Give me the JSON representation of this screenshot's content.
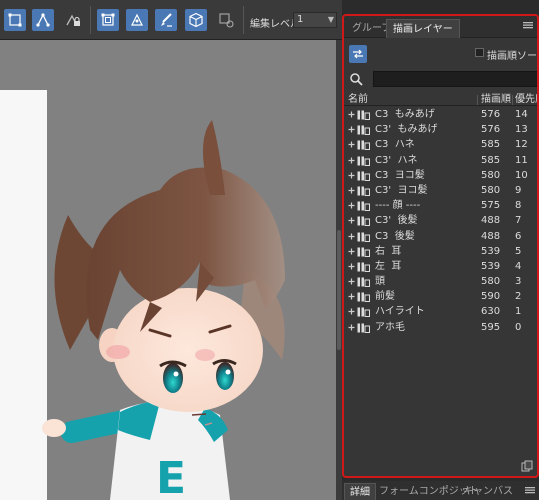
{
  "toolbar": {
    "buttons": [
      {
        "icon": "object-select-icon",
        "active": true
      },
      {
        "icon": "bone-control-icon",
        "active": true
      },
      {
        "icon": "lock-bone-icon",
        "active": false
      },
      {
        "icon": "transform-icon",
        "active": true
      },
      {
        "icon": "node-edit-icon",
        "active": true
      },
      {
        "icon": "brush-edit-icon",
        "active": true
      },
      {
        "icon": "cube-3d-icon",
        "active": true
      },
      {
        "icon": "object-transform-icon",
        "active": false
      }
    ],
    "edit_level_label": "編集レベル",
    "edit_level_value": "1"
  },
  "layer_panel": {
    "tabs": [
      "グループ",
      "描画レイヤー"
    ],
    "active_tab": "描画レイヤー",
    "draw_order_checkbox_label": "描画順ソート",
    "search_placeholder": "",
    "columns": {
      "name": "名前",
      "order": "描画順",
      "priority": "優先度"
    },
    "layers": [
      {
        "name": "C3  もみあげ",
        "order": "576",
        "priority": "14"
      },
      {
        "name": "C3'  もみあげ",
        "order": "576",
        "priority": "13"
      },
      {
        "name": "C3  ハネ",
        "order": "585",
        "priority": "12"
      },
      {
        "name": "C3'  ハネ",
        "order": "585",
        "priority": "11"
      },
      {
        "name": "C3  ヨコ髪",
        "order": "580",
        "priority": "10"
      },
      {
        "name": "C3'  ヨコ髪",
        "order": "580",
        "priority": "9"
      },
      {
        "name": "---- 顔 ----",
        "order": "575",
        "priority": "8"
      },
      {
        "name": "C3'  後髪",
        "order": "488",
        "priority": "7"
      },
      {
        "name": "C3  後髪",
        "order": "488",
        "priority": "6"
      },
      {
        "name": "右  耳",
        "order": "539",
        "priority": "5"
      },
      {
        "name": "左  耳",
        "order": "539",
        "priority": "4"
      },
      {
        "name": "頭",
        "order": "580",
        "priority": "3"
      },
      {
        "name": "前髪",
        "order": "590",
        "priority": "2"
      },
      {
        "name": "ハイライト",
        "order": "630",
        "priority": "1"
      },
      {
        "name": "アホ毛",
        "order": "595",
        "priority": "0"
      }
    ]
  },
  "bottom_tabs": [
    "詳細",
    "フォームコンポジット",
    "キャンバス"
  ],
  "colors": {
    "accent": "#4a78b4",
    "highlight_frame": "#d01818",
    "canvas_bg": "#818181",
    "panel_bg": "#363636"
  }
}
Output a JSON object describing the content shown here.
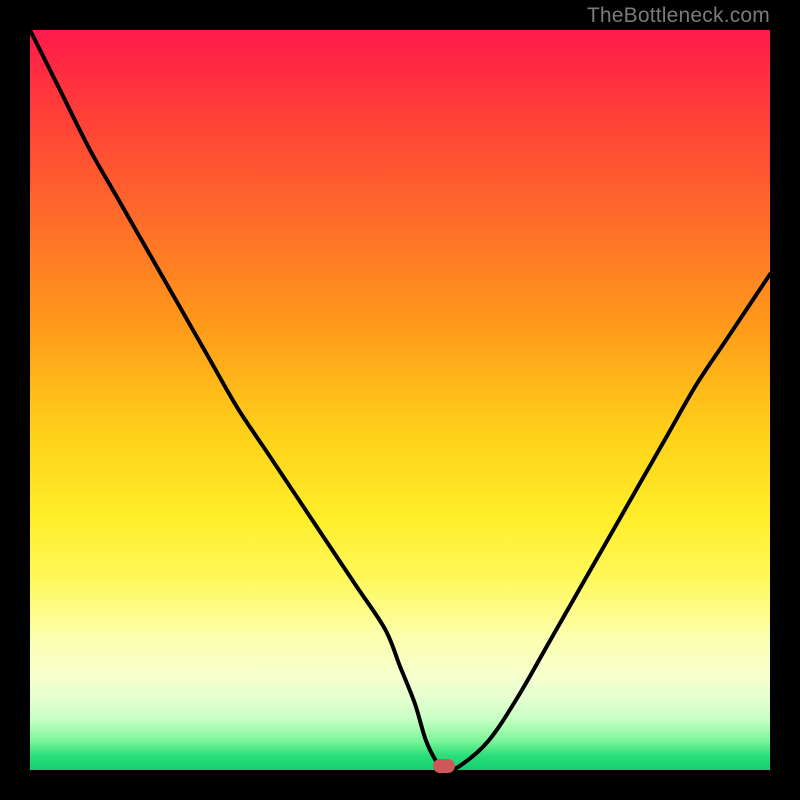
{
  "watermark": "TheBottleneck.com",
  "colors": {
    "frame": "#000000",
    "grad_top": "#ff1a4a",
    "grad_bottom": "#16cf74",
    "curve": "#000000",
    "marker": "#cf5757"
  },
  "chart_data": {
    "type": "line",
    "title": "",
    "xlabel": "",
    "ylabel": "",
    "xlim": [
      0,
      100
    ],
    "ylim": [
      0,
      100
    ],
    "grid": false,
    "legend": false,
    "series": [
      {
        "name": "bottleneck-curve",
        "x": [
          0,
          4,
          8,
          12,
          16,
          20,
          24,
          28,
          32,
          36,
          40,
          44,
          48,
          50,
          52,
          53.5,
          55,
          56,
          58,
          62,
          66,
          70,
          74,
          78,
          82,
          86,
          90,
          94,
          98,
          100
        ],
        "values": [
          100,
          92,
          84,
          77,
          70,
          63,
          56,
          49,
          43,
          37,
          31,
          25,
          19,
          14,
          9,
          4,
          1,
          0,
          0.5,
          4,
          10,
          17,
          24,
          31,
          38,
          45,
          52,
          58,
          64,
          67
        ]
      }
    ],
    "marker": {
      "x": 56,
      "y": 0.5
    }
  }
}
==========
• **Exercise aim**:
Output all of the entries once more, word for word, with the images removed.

• **Answer for this exercise**:
Give me the JSON representation of this screenshot's content.
{
  "toolbar": {
    "buttons": [
      {
        "icon": "object-select-icon",
        "active": true
      },
      {
        "icon": "bone-control-icon",
        "active": true
      },
      {
        "icon": "lock-bone-icon",
        "active": false
      },
      {
        "icon": "transform-icon",
        "active": true
      },
      {
        "icon": "node-edit-icon",
        "active": true
      },
      {
        "icon": "brush-edit-icon",
        "active": true
      },
      {
        "icon": "cube-3d-icon",
        "active": true
      },
      {
        "icon": "object-transform-icon",
        "active": false
      }
    ],
    "edit_level_label": "編集レベル",
    "edit_level_value": "1"
  },
  "layer_panel": {
    "tabs": [
      "グループ",
      "描画レイヤー"
    ],
    "active_tab": "描画レイヤー",
    "draw_order_checkbox_label": "描画順ソート",
    "search_placeholder": "",
    "columns": {
      "name": "名前",
      "order": "描画順",
      "priority": "優先度"
    },
    "layers": [
      {
        "name": "C3  もみあげ",
        "order": "576",
        "priority": "14"
      },
      {
        "name": "C3'  もみあげ",
        "order": "576",
        "priority": "13"
      },
      {
        "name": "C3  ハネ",
        "order": "585",
        "priority": "12"
      },
      {
        "name": "C3'  ハネ",
        "order": "585",
        "priority": "11"
      },
      {
        "name": "C3  ヨコ髪",
        "order": "580",
        "priority": "10"
      },
      {
        "name": "C3'  ヨコ髪",
        "order": "580",
        "priority": "9"
      },
      {
        "name": "---- 顔 ----",
        "order": "575",
        "priority": "8"
      },
      {
        "name": "C3'  後髪",
        "order": "488",
        "priority": "7"
      },
      {
        "name": "C3  後髪",
        "order": "488",
        "priority": "6"
      },
      {
        "name": "右  耳",
        "order": "539",
        "priority": "5"
      },
      {
        "name": "左  耳",
        "order": "539",
        "priority": "4"
      },
      {
        "name": "頭",
        "order": "580",
        "priority": "3"
      },
      {
        "name": "前髪",
        "order": "590",
        "priority": "2"
      },
      {
        "name": "ハイライト",
        "order": "630",
        "priority": "1"
      },
      {
        "name": "アホ毛",
        "order": "595",
        "priority": "0"
      }
    ]
  },
  "bottom_tabs": [
    "詳細",
    "フォームコンポジット",
    "キャンバス"
  ],
  "colors": {
    "accent": "#4a78b4",
    "highlight_frame": "#d01818",
    "canvas_bg": "#818181",
    "panel_bg": "#363636"
  }
}
Output a JSON object describing the content shown here.
{
  "watermark": "TheBottleneck.com",
  "colors": {
    "frame": "#000000",
    "grad_top": "#ff1a4a",
    "grad_bottom": "#16cf74",
    "curve": "#000000",
    "marker": "#cf5757"
  },
  "chart_data": {
    "type": "line",
    "title": "",
    "xlabel": "",
    "ylabel": "",
    "xlim": [
      0,
      100
    ],
    "ylim": [
      0,
      100
    ],
    "grid": false,
    "legend": false,
    "series": [
      {
        "name": "bottleneck-curve",
        "x": [
          0,
          4,
          8,
          12,
          16,
          20,
          24,
          28,
          32,
          36,
          40,
          44,
          48,
          50,
          52,
          53.5,
          55,
          56,
          58,
          62,
          66,
          70,
          74,
          78,
          82,
          86,
          90,
          94,
          98,
          100
        ],
        "values": [
          100,
          92,
          84,
          77,
          70,
          63,
          56,
          49,
          43,
          37,
          31,
          25,
          19,
          14,
          9,
          4,
          1,
          0,
          0.5,
          4,
          10,
          17,
          24,
          31,
          38,
          45,
          52,
          58,
          64,
          67
        ]
      }
    ],
    "marker": {
      "x": 56,
      "y": 0.5
    }
  }
}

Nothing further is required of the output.